9. Google's Motion to Exclude Dr. Frieder: Google sought to exclude supplemental opinions rendered by Vringo's liability expert, Dr. Frieder. Judge Jackson denied this motion. Dr. Frieder will be allowed to testify against Google as to his supplemental opinions.
Recap of Motions
The most significant decisions today were Judge Jackson's decisions gutting the testimony of Google's damages expert, Dr. Ugone. Unlike Vringo's damages expert, Dr. Becker, who will be able to make a complete presentation of his opinions to the jury completely concerning Vringo's damage claim, the Court struck a significant portion of the testimony and evidence on damages by Google's damages expert, Dr. Ugone. While Dr. Ugone will be able to address the jury on damages, he will be limited in the opinions he will be able to share with the jury, since Judge Jackson has excluded much of his testimony as not being valid expert testimony.
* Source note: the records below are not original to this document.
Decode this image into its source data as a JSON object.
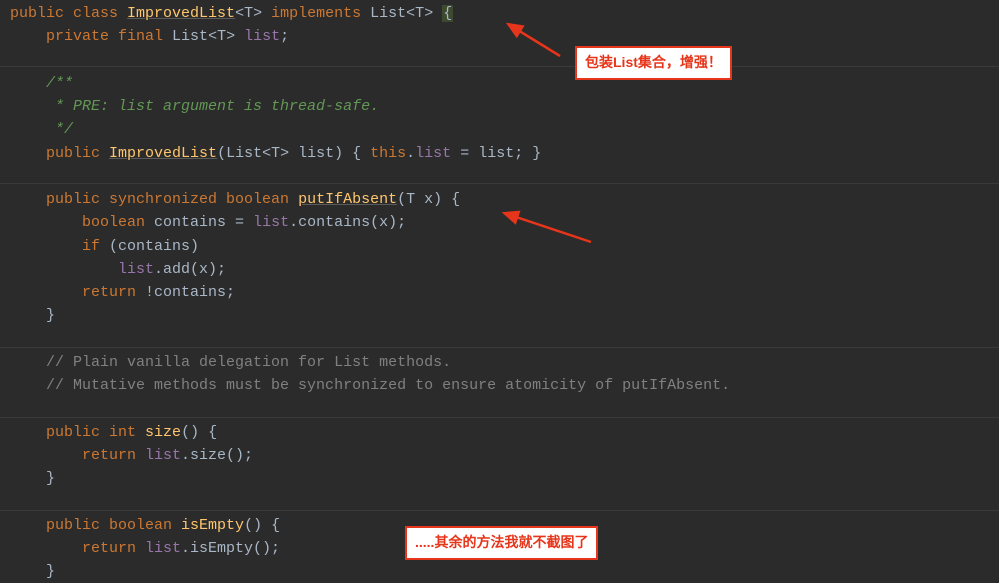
{
  "code": {
    "l1": {
      "t1": "public class ",
      "t2": "ImprovedList",
      "t3": "<",
      "t4": "T",
      "t5": "> ",
      "t6": "implements ",
      "t7": "List",
      "t8": "<",
      "t9": "T",
      "t10": "> ",
      "t11": "{"
    },
    "l2": {
      "t1": "private final ",
      "t2": "List",
      "t3": "<",
      "t4": "T",
      "t5": "> ",
      "t6": "list",
      "t7": ";"
    },
    "l3": "/**",
    "l4": " * PRE: list argument is thread-safe.",
    "l5": " */",
    "l6": {
      "t1": "public ",
      "t2": "ImprovedList",
      "t3": "(",
      "t4": "List",
      "t5": "<",
      "t6": "T",
      "t7": "> list) { ",
      "t8": "this",
      "t9": ".",
      "t10": "list",
      "t11": " = list; }"
    },
    "l7": {
      "t1": "public synchronized boolean ",
      "t2": "putIfAbsent",
      "t3": "(",
      "t4": "T",
      "t5": " x) {"
    },
    "l8": {
      "t1": "boolean ",
      "t2": "contains = ",
      "t3": "list",
      "t4": ".contains(x);"
    },
    "l9": {
      "t1": "if ",
      "t2": "(contains)"
    },
    "l10": {
      "t1": "list",
      "t2": ".add(x);"
    },
    "l11": {
      "t1": "return ",
      "t2": "!contains;"
    },
    "l12": "}",
    "l13": "// Plain vanilla delegation for List methods.",
    "l14": "// Mutative methods must be synchronized to ensure atomicity of putIfAbsent.",
    "l15": {
      "t1": "public int ",
      "t2": "size",
      "t3": "() {"
    },
    "l16": {
      "t1": "return ",
      "t2": "list",
      "t3": ".size();"
    },
    "l17": "}",
    "l18": {
      "t1": "public boolean ",
      "t2": "isEmpty",
      "t3": "() {"
    },
    "l19": {
      "t1": "return ",
      "t2": "list",
      "t3": ".isEmpty();"
    },
    "l20": "}"
  },
  "callouts": {
    "a": "包装List集合，增强！",
    "b": ".....其余的方法我就不截图了"
  },
  "colors": {
    "bg": "#2b2b2b",
    "kw": "#cc7832",
    "cls": "#ffc66d",
    "cmt": "#629755",
    "pcmt": "#808080",
    "field": "#9876aa",
    "txt": "#a9b7c6",
    "callout": "#e6351a"
  }
}
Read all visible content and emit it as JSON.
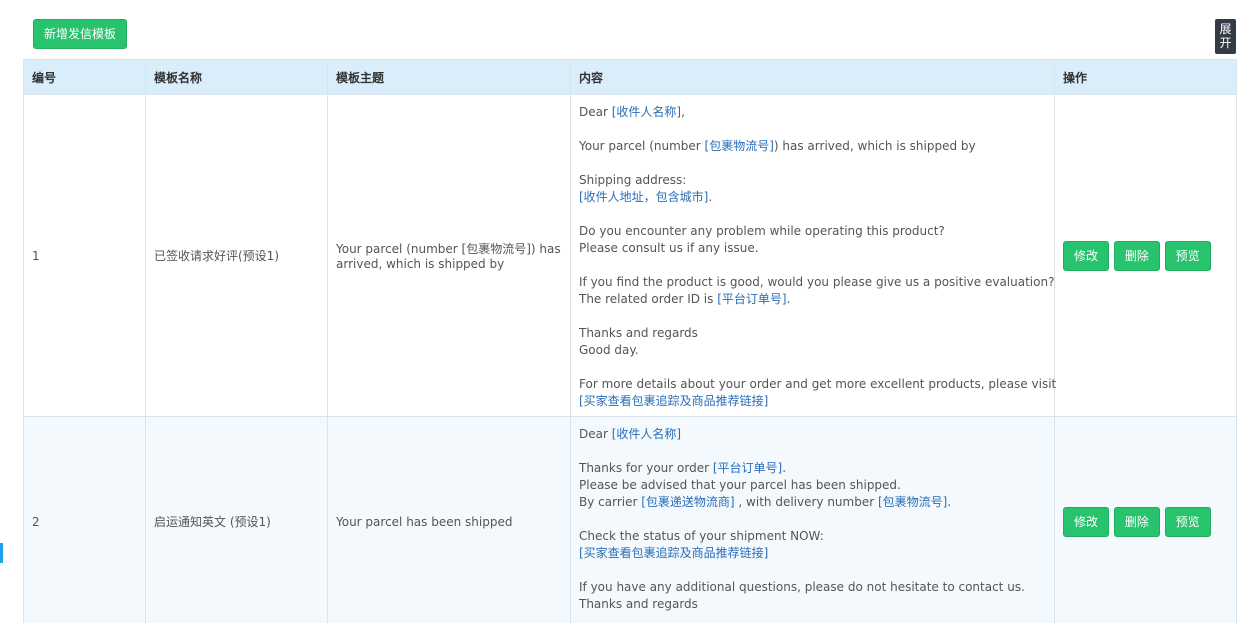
{
  "toolbar": {
    "add_label": "新增发信模板",
    "expand_label": [
      "展",
      "开"
    ]
  },
  "table": {
    "headers": [
      "编号",
      "模板名称",
      "模板主题",
      "内容",
      "操作"
    ],
    "rows": [
      {
        "id": "1",
        "name": "已签收请求好评(预设1)",
        "subject": "Your parcel (number [包裹物流号]) has arrived, which is shipped by",
        "content": [
          [
            {
              "t": "Dear "
            },
            {
              "t": "[收件人名称]",
              "h": true
            },
            {
              "t": ","
            }
          ],
          [],
          [
            {
              "t": "Your parcel (number "
            },
            {
              "t": "[包裹物流号]",
              "h": true
            },
            {
              "t": ") has arrived, which is shipped by"
            }
          ],
          [],
          [
            {
              "t": "Shipping address:"
            }
          ],
          [
            {
              "t": "[收件人地址，包含城市]",
              "h": true
            },
            {
              "t": "."
            }
          ],
          [],
          [
            {
              "t": "Do you encounter any problem while operating this product?"
            }
          ],
          [
            {
              "t": "Please consult us if any issue."
            }
          ],
          [],
          [
            {
              "t": "If you find the product is good, would you please give us a positive evaluation?"
            }
          ],
          [
            {
              "t": "The related order ID is "
            },
            {
              "t": "[平台订单号]",
              "h": true
            },
            {
              "t": "."
            }
          ],
          [],
          [
            {
              "t": "Thanks and regards"
            }
          ],
          [
            {
              "t": "Good day."
            }
          ],
          [],
          [
            {
              "t": "For more details about your order and get more excellent products, please visit"
            }
          ],
          [
            {
              "t": "[买家查看包裹追踪及商品推荐链接]",
              "h": true
            }
          ]
        ],
        "actions": [
          "修改",
          "删除",
          "预览"
        ]
      },
      {
        "id": "2",
        "name": "启运通知英文 (预设1)",
        "subject": "Your parcel has been shipped",
        "content": [
          [
            {
              "t": "Dear "
            },
            {
              "t": "[收件人名称]",
              "h": true
            }
          ],
          [],
          [
            {
              "t": "Thanks for your order "
            },
            {
              "t": "[平台订单号]",
              "h": true
            },
            {
              "t": "."
            }
          ],
          [
            {
              "t": "Please be advised that your parcel has been shipped."
            }
          ],
          [
            {
              "t": "By carrier "
            },
            {
              "t": "[包裹递送物流商]",
              "h": true
            },
            {
              "t": " , with delivery number "
            },
            {
              "t": "[包裹物流号]",
              "h": true
            },
            {
              "t": "."
            }
          ],
          [],
          [
            {
              "t": "Check the status of your shipment NOW:"
            }
          ],
          [
            {
              "t": "[买家查看包裹追踪及商品推荐链接]",
              "h": true
            }
          ],
          [],
          [
            {
              "t": "If you have any additional questions, please do not hesitate to contact us."
            }
          ],
          [
            {
              "t": "Thanks and regards"
            }
          ]
        ],
        "actions": [
          "修改",
          "删除",
          "预览"
        ]
      }
    ]
  },
  "colors": {
    "accent_green": "#27c36d",
    "header_bg": "#d9eefa",
    "highlight_text": "#2a6db7"
  }
}
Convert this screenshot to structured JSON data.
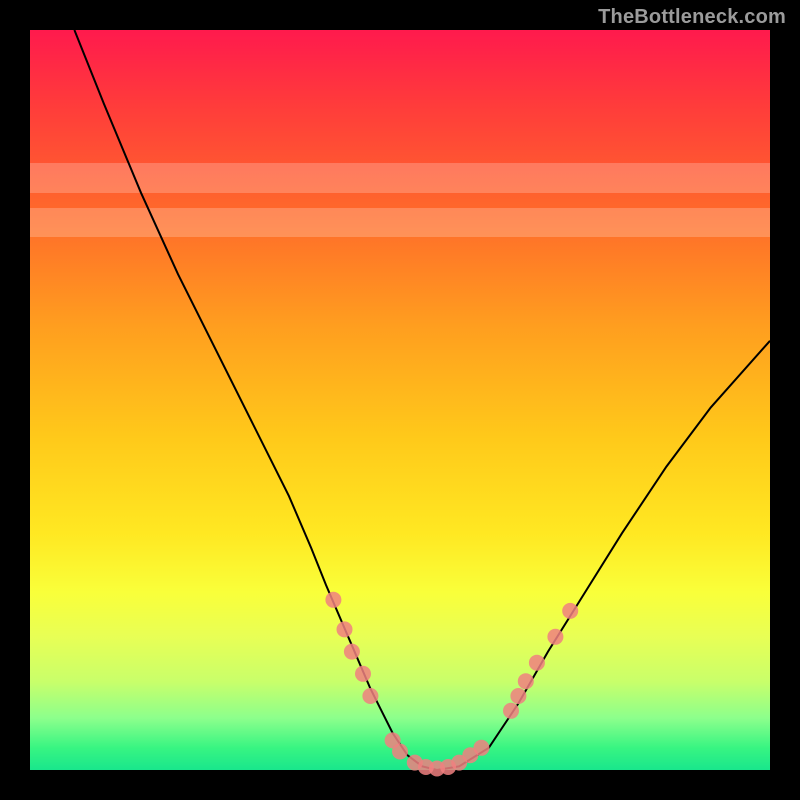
{
  "watermark": "TheBottleneck.com",
  "chart_data": {
    "type": "line",
    "title": "",
    "xlabel": "",
    "ylabel": "",
    "xlim": [
      0,
      100
    ],
    "ylim": [
      0,
      100
    ],
    "legend": false,
    "grid": false,
    "background_gradient": {
      "direction": "vertical",
      "stops": [
        {
          "pos": 0.0,
          "color": "#ff1a4d"
        },
        {
          "pos": 0.1,
          "color": "#ff3b3b"
        },
        {
          "pos": 0.25,
          "color": "#ff6a2a"
        },
        {
          "pos": 0.4,
          "color": "#ff9e1f"
        },
        {
          "pos": 0.55,
          "color": "#ffc91a"
        },
        {
          "pos": 0.68,
          "color": "#ffe822"
        },
        {
          "pos": 0.76,
          "color": "#f9ff3a"
        },
        {
          "pos": 0.82,
          "color": "#e8ff55"
        },
        {
          "pos": 0.88,
          "color": "#c9ff6a"
        },
        {
          "pos": 0.93,
          "color": "#8cff8c"
        },
        {
          "pos": 0.97,
          "color": "#38f582"
        },
        {
          "pos": 1.0,
          "color": "#19e68c"
        }
      ]
    },
    "horizontal_bands": [
      {
        "y_from": 72,
        "y_to": 76,
        "alpha": 0.22
      },
      {
        "y_from": 78,
        "y_to": 82,
        "alpha": 0.22
      }
    ],
    "series": [
      {
        "name": "bottleneck-curve",
        "style": "line",
        "color": "#000000",
        "width": 2,
        "x": [
          6,
          10,
          15,
          20,
          25,
          30,
          35,
          38,
          40,
          43,
          46,
          49,
          51,
          53,
          55,
          58,
          62,
          66,
          70,
          75,
          80,
          86,
          92,
          100
        ],
        "y": [
          100,
          90,
          78,
          67,
          57,
          47,
          37,
          30,
          25,
          18,
          11,
          5,
          2,
          0.5,
          0,
          0.5,
          3,
          9,
          16,
          24,
          32,
          41,
          49,
          58
        ]
      }
    ],
    "markers": {
      "name": "highlight-dots",
      "color": "#f08080",
      "radius": 8,
      "points": [
        {
          "x": 41,
          "y": 23
        },
        {
          "x": 42.5,
          "y": 19
        },
        {
          "x": 43.5,
          "y": 16
        },
        {
          "x": 45,
          "y": 13
        },
        {
          "x": 46,
          "y": 10
        },
        {
          "x": 49,
          "y": 4
        },
        {
          "x": 50,
          "y": 2.5
        },
        {
          "x": 52,
          "y": 1
        },
        {
          "x": 53.5,
          "y": 0.4
        },
        {
          "x": 55,
          "y": 0.2
        },
        {
          "x": 56.5,
          "y": 0.4
        },
        {
          "x": 58,
          "y": 1
        },
        {
          "x": 59.5,
          "y": 2
        },
        {
          "x": 61,
          "y": 3
        },
        {
          "x": 65,
          "y": 8
        },
        {
          "x": 66,
          "y": 10
        },
        {
          "x": 67,
          "y": 12
        },
        {
          "x": 68.5,
          "y": 14.5
        },
        {
          "x": 71,
          "y": 18
        },
        {
          "x": 73,
          "y": 21.5
        }
      ]
    }
  }
}
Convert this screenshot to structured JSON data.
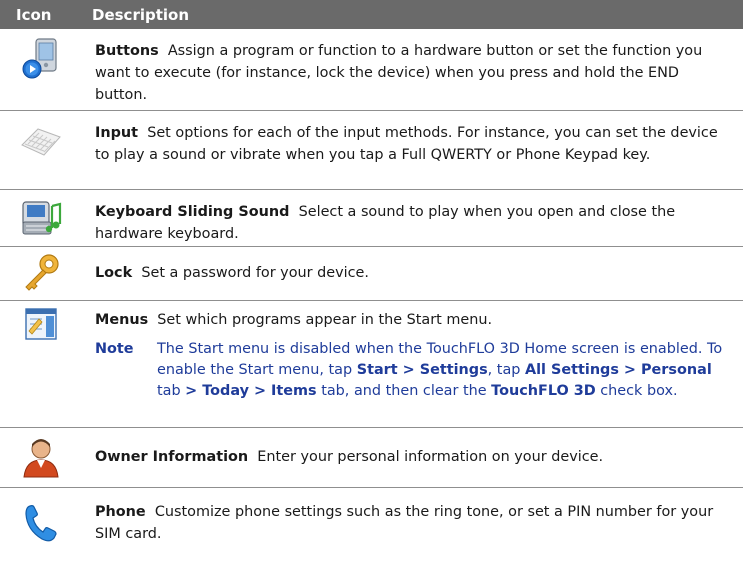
{
  "header": {
    "icon_col": "Icon",
    "desc_col": "Description"
  },
  "rows": [
    {
      "icon": "buttons-icon",
      "title": "Buttons",
      "desc": "Assign a program or function to a hardware button or set the function you want to execute (for instance, lock the device) when you press and hold the END button."
    },
    {
      "icon": "keyboard-icon",
      "title": "Input",
      "desc": "Set options for each of the input methods. For instance, you can set the device to play a sound or vibrate when you tap a Full QWERTY or Phone Keypad key."
    },
    {
      "icon": "keyboard-sound-icon",
      "title": "Keyboard Sliding Sound",
      "desc": "Select a sound to play when you open and close the hardware keyboard."
    },
    {
      "icon": "lock-key-icon",
      "title": "Lock",
      "desc": "Set a password for your device."
    },
    {
      "icon": "menus-icon",
      "title": "Menus",
      "desc": "Set which programs appear in the Start menu.",
      "note": {
        "label": "Note",
        "t1": "The Start menu is disabled when the TouchFLO 3D Home screen is enabled. To enable the Start menu, tap ",
        "b1": "Start > Settings",
        "t2": ", tap ",
        "b2": "All Settings > Personal",
        "t3": " tab ",
        "b3": "> Today > Items",
        "t4": " tab, and then clear the ",
        "b4": "TouchFLO 3D",
        "t5": " check box."
      }
    },
    {
      "icon": "owner-icon",
      "title": "Owner Information",
      "desc": "Enter your personal information on your device."
    },
    {
      "icon": "phone-icon",
      "title": "Phone",
      "desc": "Customize phone settings such as the ring tone, or set a PIN number for your SIM card."
    }
  ]
}
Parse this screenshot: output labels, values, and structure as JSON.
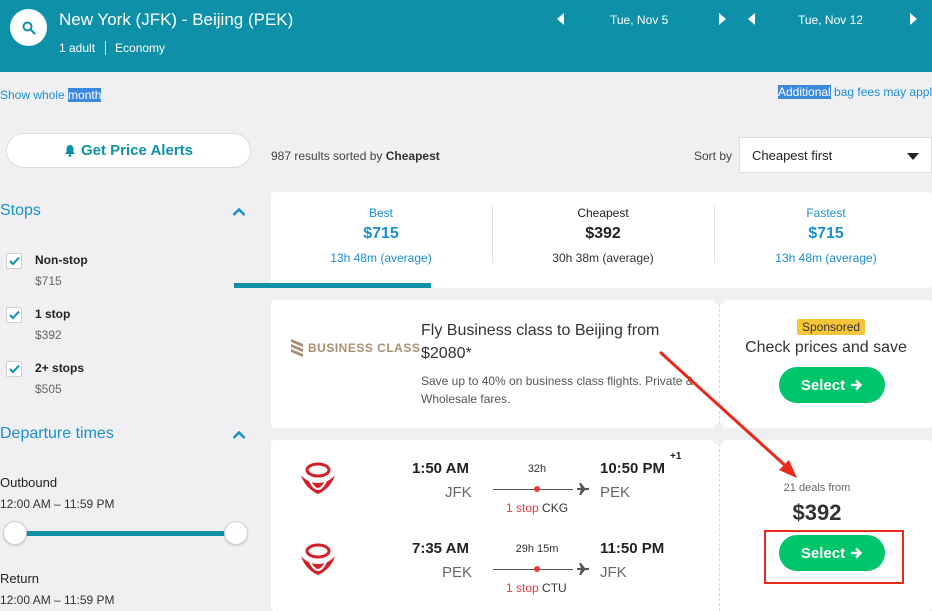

In addition to having the testimony of its damages expert limited by the Court, the Court also struck a significant amount of Google's other damage evidence, finding that most of the license agreements offered by Google to be "non-comparable" and therefore not admissible in this case.
Google's second try (on reconsideration) to exclude evidence of its wealth and revenues, and the entire market value of its accused products, failed yet again, as Judge Jackson reiterated his ruling allowing this evidence to be offered at trial.
Google's effort to have the remaining defendants dismissed from the case was denied, which is significant because (1) it increases the amount that Vringo may be able to recover from Google; and (2) it may assist Vringo to demonstrate to the jury that Google's alleged infringement caused harm not only through Google's products, but also through other companies such as AOL, Gannett, and Target.
Google's motions to limit or exclude Vringo's experts, Dr. Becker and Dr. Frieder, were denied.
In Google's favor, the Court excluded evidence of willful infringement based upon the fact that Vringo hasn't claimed that willful infringement occurred in this case.
On balance, these pretrial orders seem once again to fall mainly in Vringo's favor. In a battle of the experts, it appears that all of Vringo's proposed expert testimony will be allowed in, whereas a significant portion of Google's expert testimony and damages evidence has been stricken. While the exclusion of willful infringement should temper runaway expectations in this case, bear in mind that the actual damages at issue in this case still involve very high numbers, which if awarded should exceed the sum that might have been brought in by a pretrial settlement.